“I’ve always been fascinated with concussion research,” she said, “and it’s made me consider the possibility of pursuing more research in the future.”
A highly relevant project
The sensor experiment is the latest offshoot from Project Head to Head, which is funded by a three-year U.S. Department of Defense grant. Dr. Mike McCrea, director of brain research and professor of neurosurgery and neurology at the Medical College, directs the project. He has researched traumatic brain injuries for 20 years.
“We were studying this topic when nobody cared,” he said.
Just about everyone cares now. Fueled by a growing list of returning combat veterans and professional athletes with debilitating illnesses attributed at least in part to concussions, the topic has taken center stage. Dr. McCrea is a neuropsychology consultant to the Green Bay Packers and a member of the National Football League’s Head, Neck, and Spine Committee.
Over the past six years, he has come to rely on Carthage’s help in the quest for answers.

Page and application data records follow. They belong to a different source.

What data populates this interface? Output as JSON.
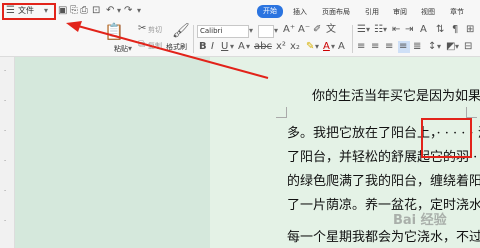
{
  "titlebar": {
    "file_menu": "文件",
    "tabs": [
      "开始",
      "插入",
      "页面布局",
      "引用",
      "审阅",
      "视图",
      "章节"
    ]
  },
  "ribbon": {
    "cut_label": "剪切",
    "paste_label": "粘贴",
    "copy_label": "复制",
    "format_painter_label": "格式刷",
    "font_name": "Calibri"
  },
  "document": {
    "lines": [
      "你的生活当年买它是因为如果",
      "多。我把它放在了阳台上，· · · · · 浇",
      "了阳台，并轻松的舒展起它的羽 · 翼",
      "的绿色爬满了我的阳台，缠绕着阳台",
      "了一片荫凉。养一盆花，定时浇水，",
      "每一个星期我都会为它浇水，不过，"
    ]
  },
  "watermark": "Bai 经验",
  "colors": {
    "accent": "#2b74e0",
    "annotation": "#e2231a",
    "page_bg": "#e4f2e6"
  }
}
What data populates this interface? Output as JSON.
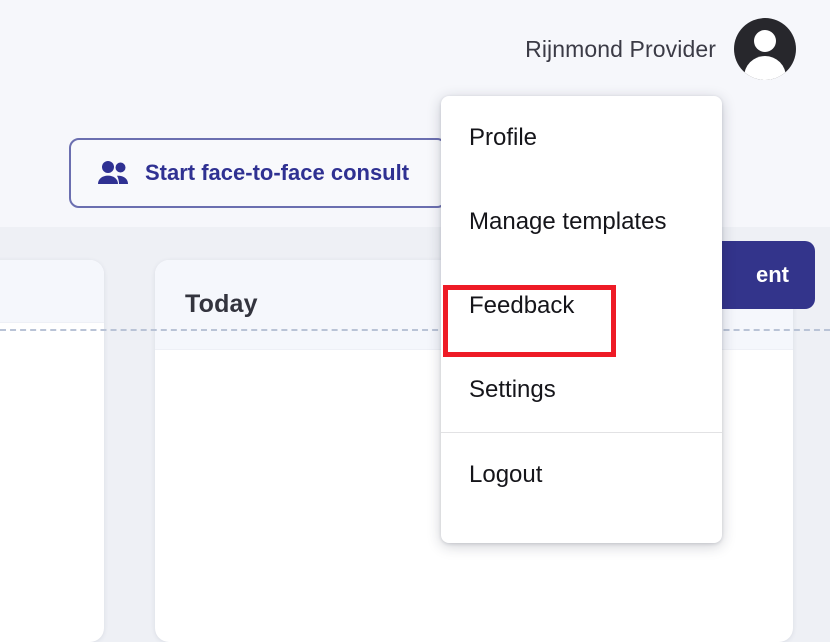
{
  "header": {
    "user_name": "Rijnmond Provider",
    "avatar_icon": "user-avatar-icon"
  },
  "toolbar": {
    "consult_button_label": "Start face-to-face consult",
    "consult_button_icon": "people-icon",
    "primary_button_label": "ent",
    "divider": "dashed-divider"
  },
  "main": {
    "card_title": "Today"
  },
  "menu": {
    "items": [
      {
        "label": "Profile",
        "name": "menu-item-profile"
      },
      {
        "label": "Manage templates",
        "name": "menu-item-manage-templates"
      },
      {
        "label": "Feedback",
        "name": "menu-item-feedback"
      },
      {
        "label": "Settings",
        "name": "menu-item-settings"
      },
      {
        "label": "Logout",
        "name": "menu-item-logout"
      }
    ]
  },
  "annotation": {
    "highlight_target": "Feedback",
    "highlight_color": "#ee1b26"
  },
  "colors": {
    "page_background": "#f6f7fb",
    "content_background": "#eef0f5",
    "primary_button": "#33348b",
    "consult_button_text": "#2f3192",
    "consult_button_border": "#6b6fb0",
    "card_header": "#f5f7fc",
    "menu_text": "#15151a",
    "avatar_background": "#27272c"
  }
}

Dr. McCrea explained that the College was chosen based on the quality of its athletics and athletic training programs.
“The caliber of student there has been just outstanding,” he said. “I’ve got to have total trust in the participating sites.”
Besides Becka, three other athletic training majors are involved: Kristen Lemberger ’14, of Crystal Lake, Ill.; Ashley Greenwood ’14, of Frankfort, Ill.; and Mike Von Borstel ’16, of Orland Park, Ill.
Carthage’s head athletic trainer, Jake Dinauer, said the experience would stand out on the students’ resumes. He emphasized that they’re particularly lucky to work with Dr. McCrea and his colleagues.
“Anytime you see a concussion study in a peer-reviewed journal, his name is usually on it,” Mr. Dinauer said.
After a few initial grumbles, the football players grew used to wearing the small rectangular patches. Mr. Dinauer said parents noticed them, too, and they appreciated the intent to improve safety.
Although it’s too early in the study to draw meaningful conclusions, he said isolated measurements have yielded some interesting results. For example, sometimes multiple small hits cause as much damage as one big hit.
Another component of Project Head to Head reaches beyond football, to encompass the men’s and women’s lacrosse and soccer teams at Carthage. As its name implies, the project pits several concussion diagnostic tools against one another.
Kristen and Ashley conduct baseline tests on athletes in those sports before the season. They then administer follow-up tests to athletes who suffer concussions.
“I really enjoy it. It has to be one of the greatest opportunities I’ve had,” said Kristen, who has worked on the project since it began at Carthage in 2012. “It’s awesome to be part of this cutting-edge research.”
Through early November, they recorded 15 concussions — mostly in football, with a handful split between the other participating men’s sports. Carthage athletes’ self-reporting of concussions exceeds that at most other colleges, which faculty members link to the emphasis the College places on health.
“A lot of schools just do one computerized test as their baseline. We do a lot more than that,” Kristen said. “We’re more conservative with concussions, which is definitely the way to go.”
She recently became certified as an emergency medical technician (EMT) and plans initially to pursue a career as a paramedic, before an eventual return to athletic training. Although the Carthage program and its clinical hour requirements have been challenging, Kristen is confident the work will pay off.
“I feel like I’m much more prepared than I would be at another school,” she said. “All my teachers are athletic trainers. They know all the up-to-date things because they’re working in the field and not just teaching.”